Affectionately known as "Mr. Gadget," Spencer had a love for Fords, and a knack for improving virtually everything he touched—even items that didn't have an obvious problem. Over the years, he was known for his iconic '32 Ford roadster, competition cars he built while at Hollywood Sports Cars in the 1960s (MGB and Sunbeam Tiger to name just a couple), and later wrenching successfully on everything from Ferrari 512s to DeKon Monzas to Lola T600s. Items Spencer worked on for Goeringer included squaring the chassis and replacing a damaged front clip, designing and installing the chrome-moly rollcage, working over the upper and lower control arms, strut rods, rearend, and much more. Working alongside Spencer on his car was what Goeringer describes as "intense and rewarding."

Unfortunately, Spencer succumbed to lung cancer in 1995, and Goeringer understandably lost steam. Finally, at the urging of friend and SAAC director Rick Kopec, Goeringer resumed efforts in 2010, teaming up with Dave Mani at Mani Motorsports in Hayward, California. Goeringer says the decision was made to finish the car "in the spirit of Doane Spencer; with all the attention to quality and detail, all the special fabrication and all the gadgets Doane and I had discussed and planned."

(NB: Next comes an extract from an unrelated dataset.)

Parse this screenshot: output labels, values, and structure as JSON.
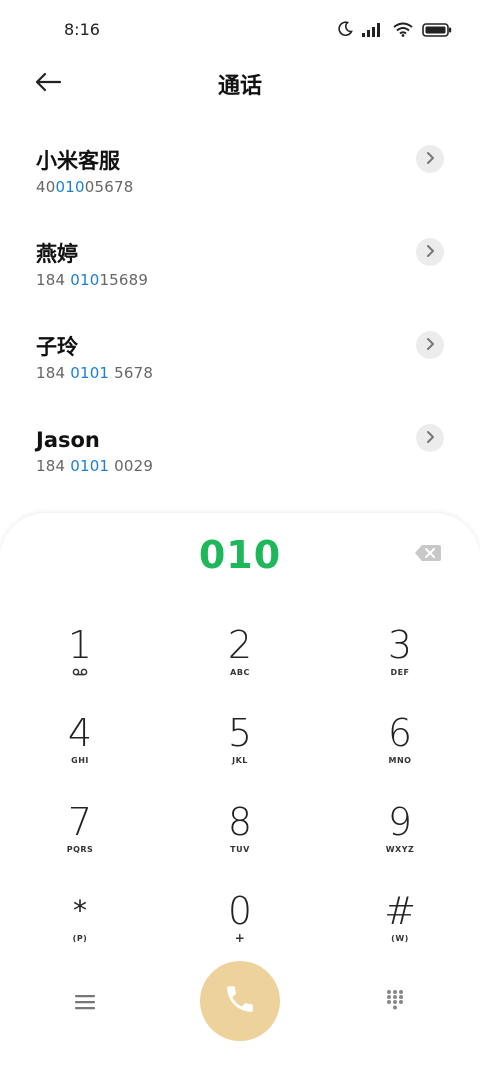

We trained our lenses on the finished product just days after it was completed in April 2012, and can attest that Goeringer and Mani's mission was accomplished. From the Jack-Williams-sprayed Sapphire Blue Dupont Chroma to the Skip-Govia-built Boss 302 and everything in between, this is one trick pony. Other notable features include a Spencer-modified Bud Moore mini plenum intake, Lexan windshield and vented backlight, magnesium American 200S wheels, and Kar Kraft Trans Am front spindles with Lincoln disc brakes. Says Goeringer, "It's been a rewarding partnership for both Dave and I. We discussed each step, many times on a daily basis, in the process of completing 480033. After fifteen months, busted knuckles, and many trips to the powder coater, it's finished. A tribute to its racing history, past owners, and Doane Spencer." Yes indeed!